Gagiano's analysis of Mongane Serote's To Every Birth its Blood (the essay is subtitled, "Painting the true colours of apartheid") is one of the most developed and interesting in her collection. The novel has, of course, been the subject of sustained critical debate, often dividing the formalists (who see a failure in its division into two parts employing quite different literary modes) from the historicists (who identify in the division the eruption of the historical realities of 1976 and the general recourse to a mass politics of resistance). Gagiano's analysis is the first that I have read which is not preoccupied with the division, but traces instead the continuities of the text: its emphasis on community and networks, its variegated representation of the experience of oppression and violent degradation, the dynamics of inclusivity born of subalterneity, and the ways in which sectarian politics are resisted in favour of "non-partisanship" (126). Whereas debates about the novel have all staged, in one way or another, its politics and aesthetics as contrasting (as if the text at different points achieves either aesthetic co gency or political accuracy), Gagiano argues that the novel consistently achieves both "poetic and moral texturing" (130); that it succeeds in being both aesthetically compelling and politically insightful.

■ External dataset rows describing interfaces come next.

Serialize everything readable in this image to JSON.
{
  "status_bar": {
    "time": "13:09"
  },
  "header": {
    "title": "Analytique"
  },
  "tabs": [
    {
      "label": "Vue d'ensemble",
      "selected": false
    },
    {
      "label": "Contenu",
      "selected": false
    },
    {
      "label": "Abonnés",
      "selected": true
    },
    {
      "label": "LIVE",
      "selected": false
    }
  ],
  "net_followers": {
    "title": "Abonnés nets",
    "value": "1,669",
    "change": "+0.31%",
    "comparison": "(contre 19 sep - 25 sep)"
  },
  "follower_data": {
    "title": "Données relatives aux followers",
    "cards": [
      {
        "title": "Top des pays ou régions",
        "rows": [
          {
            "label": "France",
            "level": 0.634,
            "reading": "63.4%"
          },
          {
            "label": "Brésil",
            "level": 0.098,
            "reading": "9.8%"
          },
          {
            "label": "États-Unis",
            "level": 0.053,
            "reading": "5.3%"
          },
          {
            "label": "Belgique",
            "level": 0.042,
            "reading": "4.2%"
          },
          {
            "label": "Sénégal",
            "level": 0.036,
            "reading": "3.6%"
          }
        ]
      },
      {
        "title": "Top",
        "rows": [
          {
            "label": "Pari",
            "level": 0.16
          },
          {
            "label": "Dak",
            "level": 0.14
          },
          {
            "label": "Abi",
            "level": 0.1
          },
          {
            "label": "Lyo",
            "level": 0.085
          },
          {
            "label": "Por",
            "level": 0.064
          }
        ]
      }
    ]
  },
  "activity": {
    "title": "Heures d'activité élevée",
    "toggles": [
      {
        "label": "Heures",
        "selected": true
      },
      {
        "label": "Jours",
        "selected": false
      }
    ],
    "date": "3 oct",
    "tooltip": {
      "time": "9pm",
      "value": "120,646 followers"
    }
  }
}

This accomplishment makes To Every Birth its Blood, in Gagiano's estimation, "the most profound and adequate literary examination [of apartheid] yet written in English'" (111).
Even rehearsing only three arguments in this rich collection gives some sense of its general approach. All of Gagiano's interventions are concerned to demonstrate the need to engage African texts in all of their (social, political and aesthetic) complexity without recourse to the simplistic binaries of literary modernism or the convenient categories of formalist critique. If anything limits her approach, though, it is her abiding sense of an unadulterated capacity of literature to "speak truth to power" (to quote Said's injunction to postcolonial intellectuals). Her version of literature --given this conviction--remains somewhat hydraulic, and it seems, as a consequence, occasionally oblivious to the ways in which modes of apparent 'resistance' are potentially complicit in the discourses they seem to oppose. Further, Gagiano's almost evangelical sense of 'truth' and symbolic 'redress' lead her to reiterate a rather binary juxtaposition of 'Africa' and the 'West', which seems at times reductive.
Despite this minor hesitation, Gagiano's literary and ideological convictions make the essays in Dealing with Evils impassioned, clear and memorable, and there is no doubt in my mind that each will become a touchstone in subsequent debates.
Wits Institute for Social and Economic Research (WISER)
University of the Witwatersrand, Johannesburg